Extracted entries START
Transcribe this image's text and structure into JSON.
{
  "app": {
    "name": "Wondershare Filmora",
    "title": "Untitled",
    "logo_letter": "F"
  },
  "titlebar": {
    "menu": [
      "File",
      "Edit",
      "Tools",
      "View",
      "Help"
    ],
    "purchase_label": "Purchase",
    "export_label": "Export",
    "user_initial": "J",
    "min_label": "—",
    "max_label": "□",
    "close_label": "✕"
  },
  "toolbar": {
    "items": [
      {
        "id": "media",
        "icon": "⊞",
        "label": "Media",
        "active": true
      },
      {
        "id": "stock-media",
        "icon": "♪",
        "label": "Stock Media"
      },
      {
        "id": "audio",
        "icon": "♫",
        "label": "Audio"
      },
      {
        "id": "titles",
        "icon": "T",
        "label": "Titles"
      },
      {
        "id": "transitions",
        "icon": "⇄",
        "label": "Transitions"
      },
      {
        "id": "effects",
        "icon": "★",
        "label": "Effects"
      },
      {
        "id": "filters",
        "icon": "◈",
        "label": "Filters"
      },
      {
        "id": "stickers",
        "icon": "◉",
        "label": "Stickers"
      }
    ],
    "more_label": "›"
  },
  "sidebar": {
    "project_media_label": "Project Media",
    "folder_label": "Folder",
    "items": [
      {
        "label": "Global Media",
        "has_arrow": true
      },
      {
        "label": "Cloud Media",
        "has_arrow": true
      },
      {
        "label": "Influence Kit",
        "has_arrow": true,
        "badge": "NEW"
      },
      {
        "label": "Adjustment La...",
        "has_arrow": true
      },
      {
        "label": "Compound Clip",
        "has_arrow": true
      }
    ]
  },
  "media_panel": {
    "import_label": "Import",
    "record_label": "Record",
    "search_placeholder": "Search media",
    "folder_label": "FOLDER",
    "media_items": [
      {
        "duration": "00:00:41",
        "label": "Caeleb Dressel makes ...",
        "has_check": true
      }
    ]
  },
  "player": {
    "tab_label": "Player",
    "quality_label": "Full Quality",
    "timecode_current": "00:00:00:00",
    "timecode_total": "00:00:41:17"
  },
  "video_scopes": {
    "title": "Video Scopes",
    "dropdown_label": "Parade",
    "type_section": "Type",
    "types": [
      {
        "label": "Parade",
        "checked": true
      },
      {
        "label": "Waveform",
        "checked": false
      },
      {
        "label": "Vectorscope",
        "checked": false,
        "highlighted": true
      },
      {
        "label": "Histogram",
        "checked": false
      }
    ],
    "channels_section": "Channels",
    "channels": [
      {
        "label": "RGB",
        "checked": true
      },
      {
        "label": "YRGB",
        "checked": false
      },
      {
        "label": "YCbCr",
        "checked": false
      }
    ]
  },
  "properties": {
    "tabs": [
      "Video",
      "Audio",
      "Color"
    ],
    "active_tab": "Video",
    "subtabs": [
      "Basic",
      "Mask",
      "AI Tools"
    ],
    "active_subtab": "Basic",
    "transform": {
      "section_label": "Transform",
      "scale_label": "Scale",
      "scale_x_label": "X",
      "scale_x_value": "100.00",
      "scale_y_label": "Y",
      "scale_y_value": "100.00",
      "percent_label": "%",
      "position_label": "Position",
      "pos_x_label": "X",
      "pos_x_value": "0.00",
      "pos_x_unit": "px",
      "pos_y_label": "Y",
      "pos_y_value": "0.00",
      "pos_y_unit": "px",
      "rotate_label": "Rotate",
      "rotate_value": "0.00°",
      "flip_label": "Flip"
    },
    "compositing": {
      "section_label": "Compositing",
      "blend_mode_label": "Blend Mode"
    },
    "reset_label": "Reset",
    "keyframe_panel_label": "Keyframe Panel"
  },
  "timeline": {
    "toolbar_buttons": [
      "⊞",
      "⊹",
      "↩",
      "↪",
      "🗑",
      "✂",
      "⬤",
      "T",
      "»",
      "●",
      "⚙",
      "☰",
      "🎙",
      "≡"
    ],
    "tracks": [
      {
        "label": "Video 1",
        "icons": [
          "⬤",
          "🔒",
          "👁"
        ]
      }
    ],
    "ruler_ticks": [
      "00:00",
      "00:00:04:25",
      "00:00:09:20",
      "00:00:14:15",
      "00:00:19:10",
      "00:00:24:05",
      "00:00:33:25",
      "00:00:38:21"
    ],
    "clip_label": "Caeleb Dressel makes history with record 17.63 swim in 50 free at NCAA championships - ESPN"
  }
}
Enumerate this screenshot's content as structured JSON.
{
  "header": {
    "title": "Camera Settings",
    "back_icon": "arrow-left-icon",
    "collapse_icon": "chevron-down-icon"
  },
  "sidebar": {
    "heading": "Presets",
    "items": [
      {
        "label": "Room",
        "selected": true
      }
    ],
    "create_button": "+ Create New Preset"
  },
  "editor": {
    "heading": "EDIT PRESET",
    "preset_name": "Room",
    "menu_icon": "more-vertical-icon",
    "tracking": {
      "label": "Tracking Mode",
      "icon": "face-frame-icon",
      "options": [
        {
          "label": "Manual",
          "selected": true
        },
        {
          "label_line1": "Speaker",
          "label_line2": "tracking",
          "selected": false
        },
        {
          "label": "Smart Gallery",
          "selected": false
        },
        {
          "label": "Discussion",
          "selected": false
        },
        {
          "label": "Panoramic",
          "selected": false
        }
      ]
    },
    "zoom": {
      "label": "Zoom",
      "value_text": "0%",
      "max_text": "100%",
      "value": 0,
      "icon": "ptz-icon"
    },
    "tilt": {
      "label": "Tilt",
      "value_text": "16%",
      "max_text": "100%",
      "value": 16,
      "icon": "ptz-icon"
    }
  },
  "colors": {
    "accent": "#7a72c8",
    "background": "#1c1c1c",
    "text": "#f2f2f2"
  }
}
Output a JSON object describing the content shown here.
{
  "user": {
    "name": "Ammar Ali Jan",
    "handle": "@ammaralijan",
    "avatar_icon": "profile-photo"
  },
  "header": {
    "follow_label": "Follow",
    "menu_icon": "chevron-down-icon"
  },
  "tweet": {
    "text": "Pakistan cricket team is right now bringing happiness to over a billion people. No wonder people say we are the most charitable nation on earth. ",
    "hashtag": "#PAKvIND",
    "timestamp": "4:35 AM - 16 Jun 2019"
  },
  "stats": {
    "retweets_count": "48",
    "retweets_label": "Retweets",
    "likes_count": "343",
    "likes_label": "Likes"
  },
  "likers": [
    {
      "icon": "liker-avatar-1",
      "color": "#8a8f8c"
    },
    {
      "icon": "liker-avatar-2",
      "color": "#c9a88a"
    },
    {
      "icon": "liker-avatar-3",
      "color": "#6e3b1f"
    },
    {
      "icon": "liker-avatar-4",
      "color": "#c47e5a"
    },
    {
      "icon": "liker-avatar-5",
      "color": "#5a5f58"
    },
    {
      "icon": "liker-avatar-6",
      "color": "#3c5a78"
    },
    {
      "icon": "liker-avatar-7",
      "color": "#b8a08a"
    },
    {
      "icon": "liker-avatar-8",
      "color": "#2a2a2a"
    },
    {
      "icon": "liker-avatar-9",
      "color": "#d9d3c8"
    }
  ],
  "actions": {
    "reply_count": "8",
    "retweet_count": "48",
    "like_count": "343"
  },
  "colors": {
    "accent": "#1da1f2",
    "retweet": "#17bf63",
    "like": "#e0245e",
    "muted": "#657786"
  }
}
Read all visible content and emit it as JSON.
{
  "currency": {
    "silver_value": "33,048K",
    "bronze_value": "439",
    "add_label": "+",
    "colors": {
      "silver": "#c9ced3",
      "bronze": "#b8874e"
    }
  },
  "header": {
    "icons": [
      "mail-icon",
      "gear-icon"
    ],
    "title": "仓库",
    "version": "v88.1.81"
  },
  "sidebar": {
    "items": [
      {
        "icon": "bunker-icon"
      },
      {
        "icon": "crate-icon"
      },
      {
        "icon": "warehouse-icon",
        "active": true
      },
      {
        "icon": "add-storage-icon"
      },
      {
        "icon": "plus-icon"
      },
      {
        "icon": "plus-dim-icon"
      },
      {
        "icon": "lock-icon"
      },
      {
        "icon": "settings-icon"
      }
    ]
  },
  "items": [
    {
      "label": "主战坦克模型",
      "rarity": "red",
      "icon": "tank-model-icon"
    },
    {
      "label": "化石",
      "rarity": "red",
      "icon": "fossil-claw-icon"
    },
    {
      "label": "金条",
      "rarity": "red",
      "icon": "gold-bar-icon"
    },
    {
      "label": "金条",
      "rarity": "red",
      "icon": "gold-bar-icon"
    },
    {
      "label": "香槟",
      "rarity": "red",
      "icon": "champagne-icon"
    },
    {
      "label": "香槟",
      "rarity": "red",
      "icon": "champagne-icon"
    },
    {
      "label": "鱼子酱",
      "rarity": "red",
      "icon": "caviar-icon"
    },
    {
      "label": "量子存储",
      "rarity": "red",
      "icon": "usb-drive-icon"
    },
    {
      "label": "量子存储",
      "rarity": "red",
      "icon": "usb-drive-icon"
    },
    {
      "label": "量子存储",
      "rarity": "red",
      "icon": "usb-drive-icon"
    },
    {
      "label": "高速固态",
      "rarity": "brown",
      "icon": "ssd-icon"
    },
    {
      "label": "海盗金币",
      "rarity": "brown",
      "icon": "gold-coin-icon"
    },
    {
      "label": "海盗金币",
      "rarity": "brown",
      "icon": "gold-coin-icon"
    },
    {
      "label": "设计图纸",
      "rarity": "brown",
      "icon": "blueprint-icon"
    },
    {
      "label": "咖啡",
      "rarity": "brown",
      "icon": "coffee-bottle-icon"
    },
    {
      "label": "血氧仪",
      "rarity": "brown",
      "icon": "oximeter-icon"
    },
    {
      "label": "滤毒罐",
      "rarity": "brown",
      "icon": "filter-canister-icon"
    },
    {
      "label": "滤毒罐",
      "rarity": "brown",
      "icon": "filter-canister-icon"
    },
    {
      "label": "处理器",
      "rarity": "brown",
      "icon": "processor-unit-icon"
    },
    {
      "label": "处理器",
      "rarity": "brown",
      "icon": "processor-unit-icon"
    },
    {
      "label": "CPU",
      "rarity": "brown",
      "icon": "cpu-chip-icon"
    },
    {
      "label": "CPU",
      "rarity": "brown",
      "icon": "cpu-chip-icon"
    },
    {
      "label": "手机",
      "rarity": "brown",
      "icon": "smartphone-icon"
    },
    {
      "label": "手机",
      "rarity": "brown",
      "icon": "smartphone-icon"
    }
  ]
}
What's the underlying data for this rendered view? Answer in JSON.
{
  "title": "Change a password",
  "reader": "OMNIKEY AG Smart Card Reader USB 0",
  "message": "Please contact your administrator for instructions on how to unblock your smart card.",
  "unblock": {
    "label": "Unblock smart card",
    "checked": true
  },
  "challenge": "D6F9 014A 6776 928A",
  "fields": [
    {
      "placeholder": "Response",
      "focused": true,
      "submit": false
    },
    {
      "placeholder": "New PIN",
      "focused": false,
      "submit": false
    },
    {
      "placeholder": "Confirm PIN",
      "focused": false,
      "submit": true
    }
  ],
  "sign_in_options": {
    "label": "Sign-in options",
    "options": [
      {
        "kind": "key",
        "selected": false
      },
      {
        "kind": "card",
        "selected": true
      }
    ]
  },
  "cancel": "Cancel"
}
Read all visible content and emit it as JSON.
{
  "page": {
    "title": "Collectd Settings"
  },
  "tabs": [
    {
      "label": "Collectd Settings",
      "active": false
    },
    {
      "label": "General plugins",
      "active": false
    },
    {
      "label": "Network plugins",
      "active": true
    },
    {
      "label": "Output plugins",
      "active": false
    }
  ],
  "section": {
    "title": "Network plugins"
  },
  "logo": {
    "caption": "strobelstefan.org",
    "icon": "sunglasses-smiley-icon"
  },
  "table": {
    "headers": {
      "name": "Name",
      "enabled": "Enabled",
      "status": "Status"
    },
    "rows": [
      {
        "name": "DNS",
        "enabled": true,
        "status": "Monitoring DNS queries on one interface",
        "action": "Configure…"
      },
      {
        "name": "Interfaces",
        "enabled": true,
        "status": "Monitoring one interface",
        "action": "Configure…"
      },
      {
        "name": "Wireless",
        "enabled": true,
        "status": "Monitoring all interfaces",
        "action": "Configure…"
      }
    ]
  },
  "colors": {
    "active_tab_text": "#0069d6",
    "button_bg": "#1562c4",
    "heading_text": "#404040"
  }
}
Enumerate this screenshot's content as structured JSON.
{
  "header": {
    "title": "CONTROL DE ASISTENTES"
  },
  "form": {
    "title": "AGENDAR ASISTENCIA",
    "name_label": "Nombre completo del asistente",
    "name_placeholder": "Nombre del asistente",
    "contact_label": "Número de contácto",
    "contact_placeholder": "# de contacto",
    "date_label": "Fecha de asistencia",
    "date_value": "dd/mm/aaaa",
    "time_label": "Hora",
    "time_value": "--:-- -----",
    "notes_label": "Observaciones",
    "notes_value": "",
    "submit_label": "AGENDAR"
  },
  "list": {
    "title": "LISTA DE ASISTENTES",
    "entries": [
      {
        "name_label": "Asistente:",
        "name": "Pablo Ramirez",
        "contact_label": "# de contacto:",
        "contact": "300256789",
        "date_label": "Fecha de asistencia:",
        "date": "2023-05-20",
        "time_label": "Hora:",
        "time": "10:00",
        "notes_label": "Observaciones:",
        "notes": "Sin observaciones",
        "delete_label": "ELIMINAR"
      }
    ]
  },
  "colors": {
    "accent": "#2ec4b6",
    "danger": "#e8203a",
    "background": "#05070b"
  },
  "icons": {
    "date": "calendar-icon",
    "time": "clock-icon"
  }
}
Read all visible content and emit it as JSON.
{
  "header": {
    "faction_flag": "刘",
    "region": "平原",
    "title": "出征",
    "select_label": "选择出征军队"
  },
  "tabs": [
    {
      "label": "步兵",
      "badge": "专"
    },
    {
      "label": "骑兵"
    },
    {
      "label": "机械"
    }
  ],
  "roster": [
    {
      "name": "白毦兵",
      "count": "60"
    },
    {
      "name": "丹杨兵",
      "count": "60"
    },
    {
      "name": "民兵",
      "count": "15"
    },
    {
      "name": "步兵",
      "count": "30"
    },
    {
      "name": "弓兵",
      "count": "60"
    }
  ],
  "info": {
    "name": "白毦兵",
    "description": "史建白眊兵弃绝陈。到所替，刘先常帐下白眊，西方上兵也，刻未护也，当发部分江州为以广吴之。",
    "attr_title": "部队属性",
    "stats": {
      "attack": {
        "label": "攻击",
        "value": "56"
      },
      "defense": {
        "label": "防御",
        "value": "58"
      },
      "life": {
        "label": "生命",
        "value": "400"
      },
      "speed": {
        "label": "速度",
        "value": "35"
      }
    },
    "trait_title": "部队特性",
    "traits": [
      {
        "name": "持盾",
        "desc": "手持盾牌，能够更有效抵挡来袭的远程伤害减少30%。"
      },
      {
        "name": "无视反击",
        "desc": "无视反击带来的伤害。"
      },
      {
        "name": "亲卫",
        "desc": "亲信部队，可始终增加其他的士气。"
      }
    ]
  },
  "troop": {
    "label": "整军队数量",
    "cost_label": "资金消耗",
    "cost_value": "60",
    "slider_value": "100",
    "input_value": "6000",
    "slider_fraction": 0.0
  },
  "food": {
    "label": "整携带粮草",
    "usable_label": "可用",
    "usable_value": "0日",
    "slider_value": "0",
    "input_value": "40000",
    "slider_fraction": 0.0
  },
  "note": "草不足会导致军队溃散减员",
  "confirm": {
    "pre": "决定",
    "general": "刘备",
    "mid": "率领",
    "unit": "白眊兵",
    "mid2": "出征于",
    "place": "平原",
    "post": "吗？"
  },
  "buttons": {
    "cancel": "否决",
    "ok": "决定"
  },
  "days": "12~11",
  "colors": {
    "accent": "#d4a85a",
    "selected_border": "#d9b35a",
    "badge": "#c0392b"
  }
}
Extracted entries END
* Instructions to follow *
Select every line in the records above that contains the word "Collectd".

* Exercise answer *
    "title": "Collectd Settings"
      "label": "Collectd Settings",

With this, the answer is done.